(Element data from apps and pages)
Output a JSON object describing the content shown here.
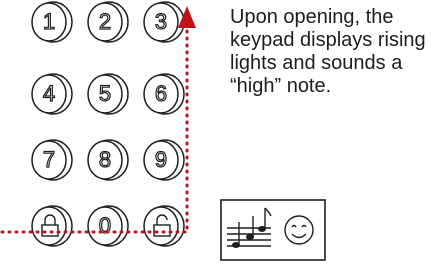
{
  "caption": "Upon opening, the keypad displays rising lights and sounds a “high” note.",
  "keypad": {
    "keys": [
      "1",
      "2",
      "3",
      "4",
      "5",
      "6",
      "7",
      "8",
      "9",
      "",
      "0",
      ""
    ],
    "bottom_icons": [
      "lock-icon",
      "unlock-icon"
    ]
  },
  "arrow": {
    "direction": "up",
    "style": "dotted",
    "color": "#c0121c"
  },
  "sound_icon": {
    "notes": "rising-music-notes-icon",
    "face": "smiley-face-icon"
  },
  "colors": {
    "ink": "#1e1e1e",
    "accent": "#c0121c",
    "background": "#ffffff"
  }
}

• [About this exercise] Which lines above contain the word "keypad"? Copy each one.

• [Answer box]
  "caption": "Upon opening, the keypad displays rising lights and sounds a “high” note.",
  "keypad": {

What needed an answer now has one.